From: LI, NY
The Helen gets armor, a bit more range, and slightly superior defensive guns as compared to the Sally.
My point is that since these A/C are so similar, that its not really worth the investment to bring the Helen to operation as the only air-frame to use the Ha-34 engine in scen2. Might as well just go straight for the Peggy, which IIRC is the next Japanese army bomber.
I see your point in Scen 2, though even then I see advantages to the Helen.
- Armor is a big deal. I thought about skipping the Helen and going straight to the Peggy even in Scenario 1, but the Peggy arrives 2 years after the Helen. If the armor reduces my losses even 10%, over nearly 2 years that's a lot fewer planes and pilots to replace.
- From a payload perspective the IJA and IJN never get better bombers - everything tops out at 4 x 250kg bombs (Sally/Helen). The Peggy is actually a step down (3 x 250kg). In terms of putting bombs on target, you have to send an extra 1/3 the number bombers with the Peggy to get the same bomb load as the Helen. Of course, the Peggy adds speed (huge in air combat model) and range (11/13 goes up to 14/17) so at ranges 12 & 13 the Peggy carries a bigger load and can still strike at ranges 14-17. I see the Helen not so much being replaced by the Peggy as being augmented by it.
OK, I can see your points as well.
From my standpoint, while armor may be a 'big deal', I'm not so sure when it comes to bombers. Once Allied fighters get to my bombers I find they're toast. In addition if the speed of the Peggy reduces my losses by just 10%, well...
Also while the Peggy does have a reduced bomb load its supply costs will also be reduced. One supply for every 2K load capacity, IIRC the Peggy's load is less than 2k, while the Helen is ~2200. In addition to all that one model of the Peggy will carry torps, much better to sink ships, as opposed to bombs.
In the end its all a matter of personal preferences, and game style anyway. A thousand players, a thousand ways to play, as I like to say. Enjoy
It is seldom that liberty of any kind is lost all at once.

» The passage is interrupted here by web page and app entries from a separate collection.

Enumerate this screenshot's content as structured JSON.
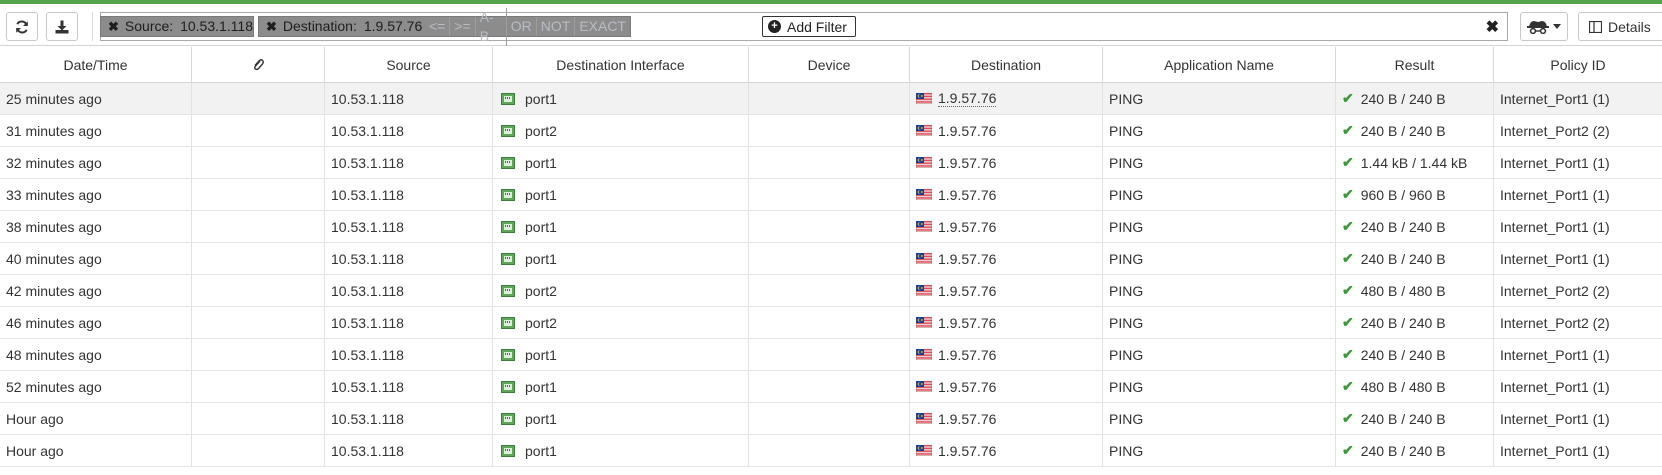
{
  "toolbar": {
    "refresh_icon": "refresh-icon",
    "download_icon": "download-icon",
    "details_label": "Details",
    "display_mode_icon": "spy-icon"
  },
  "filter": {
    "chips": [
      {
        "key": "Source:",
        "value": "10.53.1.118"
      },
      {
        "key": "Destination:",
        "value": "1.9.57.76"
      }
    ],
    "operators": [
      "<=",
      ">=",
      "A-B",
      "OR",
      "NOT",
      "EXACT"
    ],
    "add_filter_label": "Add Filter",
    "clear_label": "✖"
  },
  "table": {
    "columns": [
      "Date/Time",
      "",
      "Source",
      "Destination Interface",
      "Device",
      "Destination",
      "Application Name",
      "Result",
      "Policy ID"
    ],
    "rows": [
      {
        "time": "25 minutes ago",
        "source": "10.53.1.118",
        "iface": "port1",
        "device": "",
        "dest": "1.9.57.76",
        "app": "PING",
        "result": "240 B / 240 B",
        "policy": "Internet_Port1 (1)"
      },
      {
        "time": "31 minutes ago",
        "source": "10.53.1.118",
        "iface": "port2",
        "device": "",
        "dest": "1.9.57.76",
        "app": "PING",
        "result": "240 B / 240 B",
        "policy": "Internet_Port2 (2)"
      },
      {
        "time": "32 minutes ago",
        "source": "10.53.1.118",
        "iface": "port1",
        "device": "",
        "dest": "1.9.57.76",
        "app": "PING",
        "result": "1.44 kB / 1.44 kB",
        "policy": "Internet_Port1 (1)"
      },
      {
        "time": "33 minutes ago",
        "source": "10.53.1.118",
        "iface": "port1",
        "device": "",
        "dest": "1.9.57.76",
        "app": "PING",
        "result": "960 B / 960 B",
        "policy": "Internet_Port1 (1)"
      },
      {
        "time": "38 minutes ago",
        "source": "10.53.1.118",
        "iface": "port1",
        "device": "",
        "dest": "1.9.57.76",
        "app": "PING",
        "result": "240 B / 240 B",
        "policy": "Internet_Port1 (1)"
      },
      {
        "time": "40 minutes ago",
        "source": "10.53.1.118",
        "iface": "port1",
        "device": "",
        "dest": "1.9.57.76",
        "app": "PING",
        "result": "240 B / 240 B",
        "policy": "Internet_Port1 (1)"
      },
      {
        "time": "42 minutes ago",
        "source": "10.53.1.118",
        "iface": "port2",
        "device": "",
        "dest": "1.9.57.76",
        "app": "PING",
        "result": "480 B / 480 B",
        "policy": "Internet_Port2 (2)"
      },
      {
        "time": "46 minutes ago",
        "source": "10.53.1.118",
        "iface": "port2",
        "device": "",
        "dest": "1.9.57.76",
        "app": "PING",
        "result": "240 B / 240 B",
        "policy": "Internet_Port2 (2)"
      },
      {
        "time": "48 minutes ago",
        "source": "10.53.1.118",
        "iface": "port1",
        "device": "",
        "dest": "1.9.57.76",
        "app": "PING",
        "result": "240 B / 240 B",
        "policy": "Internet_Port1 (1)"
      },
      {
        "time": "52 minutes ago",
        "source": "10.53.1.118",
        "iface": "port1",
        "device": "",
        "dest": "1.9.57.76",
        "app": "PING",
        "result": "480 B / 480 B",
        "policy": "Internet_Port1 (1)"
      },
      {
        "time": "Hour ago",
        "source": "10.53.1.118",
        "iface": "port1",
        "device": "",
        "dest": "1.9.57.76",
        "app": "PING",
        "result": "240 B / 240 B",
        "policy": "Internet_Port1 (1)"
      },
      {
        "time": "Hour ago",
        "source": "10.53.1.118",
        "iface": "port1",
        "device": "",
        "dest": "1.9.57.76",
        "app": "PING",
        "result": "240 B / 240 B",
        "policy": "Internet_Port1 (1)"
      }
    ]
  },
  "colors": {
    "accent": "#55a34a",
    "success": "#3a9a3a",
    "chip": "#8c8c8c"
  }
}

Hume
In every party there is one member who by his all-too-devout pronouncement of the party principles provokes the others to apostasy. Nietzsche
Cave ab homine unius libri. Ltn Prvb